GOAL OF THE EXERCISE:
Please return every line of the records that contains the word "heading".

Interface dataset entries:
--- START ---

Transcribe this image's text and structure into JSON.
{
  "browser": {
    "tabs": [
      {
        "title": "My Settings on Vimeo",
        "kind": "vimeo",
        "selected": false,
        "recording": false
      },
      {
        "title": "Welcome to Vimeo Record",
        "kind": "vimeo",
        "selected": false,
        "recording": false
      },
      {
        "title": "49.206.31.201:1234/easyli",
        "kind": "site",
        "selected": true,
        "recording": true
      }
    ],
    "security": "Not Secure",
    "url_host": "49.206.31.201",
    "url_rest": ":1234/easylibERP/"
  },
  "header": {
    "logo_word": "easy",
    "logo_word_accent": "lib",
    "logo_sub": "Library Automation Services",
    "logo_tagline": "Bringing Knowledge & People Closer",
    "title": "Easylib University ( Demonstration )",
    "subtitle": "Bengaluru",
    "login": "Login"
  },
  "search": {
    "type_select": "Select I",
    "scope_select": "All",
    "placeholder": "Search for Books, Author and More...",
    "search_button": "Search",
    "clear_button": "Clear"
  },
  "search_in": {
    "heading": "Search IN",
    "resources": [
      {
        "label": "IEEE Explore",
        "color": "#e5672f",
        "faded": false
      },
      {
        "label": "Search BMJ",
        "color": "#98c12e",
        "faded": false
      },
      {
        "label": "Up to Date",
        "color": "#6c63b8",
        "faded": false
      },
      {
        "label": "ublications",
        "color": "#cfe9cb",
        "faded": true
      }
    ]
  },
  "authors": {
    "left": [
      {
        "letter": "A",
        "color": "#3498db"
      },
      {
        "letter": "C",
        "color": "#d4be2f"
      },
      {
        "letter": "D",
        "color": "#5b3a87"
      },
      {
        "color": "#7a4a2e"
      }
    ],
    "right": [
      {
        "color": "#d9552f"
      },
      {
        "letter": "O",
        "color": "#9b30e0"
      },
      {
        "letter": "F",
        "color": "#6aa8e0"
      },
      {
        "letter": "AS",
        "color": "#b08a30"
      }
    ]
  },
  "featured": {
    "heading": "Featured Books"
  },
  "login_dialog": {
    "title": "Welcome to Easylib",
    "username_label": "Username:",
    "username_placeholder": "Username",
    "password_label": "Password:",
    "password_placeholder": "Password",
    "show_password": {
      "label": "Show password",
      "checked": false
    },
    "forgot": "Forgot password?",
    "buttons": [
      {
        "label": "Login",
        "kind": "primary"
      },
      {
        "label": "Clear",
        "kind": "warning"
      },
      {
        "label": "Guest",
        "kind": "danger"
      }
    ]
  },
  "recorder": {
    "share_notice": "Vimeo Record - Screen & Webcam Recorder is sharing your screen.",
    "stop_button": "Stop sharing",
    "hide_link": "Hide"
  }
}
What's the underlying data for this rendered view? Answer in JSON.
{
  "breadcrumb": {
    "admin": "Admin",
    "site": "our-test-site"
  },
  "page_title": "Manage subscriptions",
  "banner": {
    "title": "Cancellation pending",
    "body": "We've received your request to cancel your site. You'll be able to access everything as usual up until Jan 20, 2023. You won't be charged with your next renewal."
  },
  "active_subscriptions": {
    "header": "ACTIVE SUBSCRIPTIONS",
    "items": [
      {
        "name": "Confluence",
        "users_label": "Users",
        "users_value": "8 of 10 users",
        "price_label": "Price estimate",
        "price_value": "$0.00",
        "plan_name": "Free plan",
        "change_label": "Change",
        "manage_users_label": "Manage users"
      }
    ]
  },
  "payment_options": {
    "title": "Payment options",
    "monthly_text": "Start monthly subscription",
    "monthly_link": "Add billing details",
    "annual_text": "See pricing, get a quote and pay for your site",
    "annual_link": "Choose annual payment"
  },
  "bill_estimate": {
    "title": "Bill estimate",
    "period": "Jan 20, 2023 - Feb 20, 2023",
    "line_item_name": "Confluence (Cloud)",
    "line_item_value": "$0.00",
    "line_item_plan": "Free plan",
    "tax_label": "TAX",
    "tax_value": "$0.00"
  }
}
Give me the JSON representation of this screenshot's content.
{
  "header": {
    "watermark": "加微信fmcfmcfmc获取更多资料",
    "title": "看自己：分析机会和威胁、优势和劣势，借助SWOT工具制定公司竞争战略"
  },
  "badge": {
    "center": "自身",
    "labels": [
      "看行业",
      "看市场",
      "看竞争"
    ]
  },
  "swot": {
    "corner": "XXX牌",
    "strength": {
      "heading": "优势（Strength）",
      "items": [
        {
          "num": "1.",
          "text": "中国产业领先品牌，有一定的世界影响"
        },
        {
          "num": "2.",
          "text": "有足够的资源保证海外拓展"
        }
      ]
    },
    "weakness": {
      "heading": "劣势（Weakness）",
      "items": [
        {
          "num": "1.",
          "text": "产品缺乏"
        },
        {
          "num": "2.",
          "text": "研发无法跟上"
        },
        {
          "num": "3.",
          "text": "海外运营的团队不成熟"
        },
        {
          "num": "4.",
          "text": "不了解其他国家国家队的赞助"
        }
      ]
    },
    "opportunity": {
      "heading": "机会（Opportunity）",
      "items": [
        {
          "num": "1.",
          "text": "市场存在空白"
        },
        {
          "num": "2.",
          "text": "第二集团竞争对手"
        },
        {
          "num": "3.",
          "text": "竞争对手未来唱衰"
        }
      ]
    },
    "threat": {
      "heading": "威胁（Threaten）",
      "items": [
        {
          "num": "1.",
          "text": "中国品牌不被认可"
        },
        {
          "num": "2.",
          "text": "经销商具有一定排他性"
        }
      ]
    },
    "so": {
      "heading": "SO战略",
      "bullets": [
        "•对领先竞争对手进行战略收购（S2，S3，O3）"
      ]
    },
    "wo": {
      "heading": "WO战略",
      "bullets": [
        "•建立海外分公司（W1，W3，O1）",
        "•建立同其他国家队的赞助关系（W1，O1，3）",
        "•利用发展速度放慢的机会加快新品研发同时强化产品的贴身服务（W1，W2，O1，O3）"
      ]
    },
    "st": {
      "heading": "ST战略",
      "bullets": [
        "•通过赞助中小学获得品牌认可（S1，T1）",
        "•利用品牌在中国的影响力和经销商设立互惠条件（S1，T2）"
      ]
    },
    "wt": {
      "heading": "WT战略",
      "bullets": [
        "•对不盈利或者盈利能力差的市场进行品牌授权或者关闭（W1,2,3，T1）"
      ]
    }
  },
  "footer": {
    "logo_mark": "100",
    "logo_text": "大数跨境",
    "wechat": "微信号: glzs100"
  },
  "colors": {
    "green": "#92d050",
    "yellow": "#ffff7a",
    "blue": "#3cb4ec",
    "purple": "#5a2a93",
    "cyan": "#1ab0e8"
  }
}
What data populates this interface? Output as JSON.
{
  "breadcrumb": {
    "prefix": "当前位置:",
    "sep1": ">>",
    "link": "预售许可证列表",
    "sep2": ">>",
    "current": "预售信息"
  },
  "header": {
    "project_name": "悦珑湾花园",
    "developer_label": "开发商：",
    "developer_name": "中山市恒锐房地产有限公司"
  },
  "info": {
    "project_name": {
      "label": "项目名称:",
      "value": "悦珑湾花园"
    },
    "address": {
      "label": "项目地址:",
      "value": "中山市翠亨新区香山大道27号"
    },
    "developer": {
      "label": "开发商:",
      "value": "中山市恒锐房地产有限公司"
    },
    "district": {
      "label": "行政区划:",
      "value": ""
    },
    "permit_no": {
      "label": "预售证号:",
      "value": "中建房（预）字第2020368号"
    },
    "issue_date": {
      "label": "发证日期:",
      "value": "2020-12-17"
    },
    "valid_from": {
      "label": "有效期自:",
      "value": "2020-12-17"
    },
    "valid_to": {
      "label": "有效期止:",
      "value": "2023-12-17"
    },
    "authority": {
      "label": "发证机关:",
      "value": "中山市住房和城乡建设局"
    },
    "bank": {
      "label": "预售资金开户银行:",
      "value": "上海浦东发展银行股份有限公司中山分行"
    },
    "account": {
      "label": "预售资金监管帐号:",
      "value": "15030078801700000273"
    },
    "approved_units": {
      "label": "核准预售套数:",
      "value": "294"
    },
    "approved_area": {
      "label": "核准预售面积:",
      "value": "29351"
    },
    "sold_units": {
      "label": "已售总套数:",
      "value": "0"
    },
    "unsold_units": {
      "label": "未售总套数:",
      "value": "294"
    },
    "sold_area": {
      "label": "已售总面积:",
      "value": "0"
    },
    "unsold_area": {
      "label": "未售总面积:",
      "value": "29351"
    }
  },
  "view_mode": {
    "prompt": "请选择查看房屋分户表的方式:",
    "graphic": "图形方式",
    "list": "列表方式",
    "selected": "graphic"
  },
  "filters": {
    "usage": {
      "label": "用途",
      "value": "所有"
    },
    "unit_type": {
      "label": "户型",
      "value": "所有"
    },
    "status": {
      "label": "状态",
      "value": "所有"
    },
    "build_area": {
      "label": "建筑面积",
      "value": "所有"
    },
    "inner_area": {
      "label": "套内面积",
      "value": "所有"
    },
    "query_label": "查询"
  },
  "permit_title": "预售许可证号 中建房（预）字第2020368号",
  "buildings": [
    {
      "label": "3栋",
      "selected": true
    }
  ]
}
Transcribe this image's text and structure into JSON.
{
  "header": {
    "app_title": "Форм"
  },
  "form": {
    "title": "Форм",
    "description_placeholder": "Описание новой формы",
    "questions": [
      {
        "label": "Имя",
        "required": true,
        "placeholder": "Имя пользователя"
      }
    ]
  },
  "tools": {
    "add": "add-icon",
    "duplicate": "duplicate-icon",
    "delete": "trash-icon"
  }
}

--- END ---

WRITTEN SOLUTION:
    "heading": "Search IN",
    "heading": "Featured Books"
      "heading": "优势（Strength）",
      "heading": "劣势（Weakness）",
      "heading": "机会（Opportunity）",
      "heading": "威胁（Threaten）",
      "heading": "SO战略",
      "heading": "WO战略",
      "heading": "ST战略",
      "heading": "WT战略",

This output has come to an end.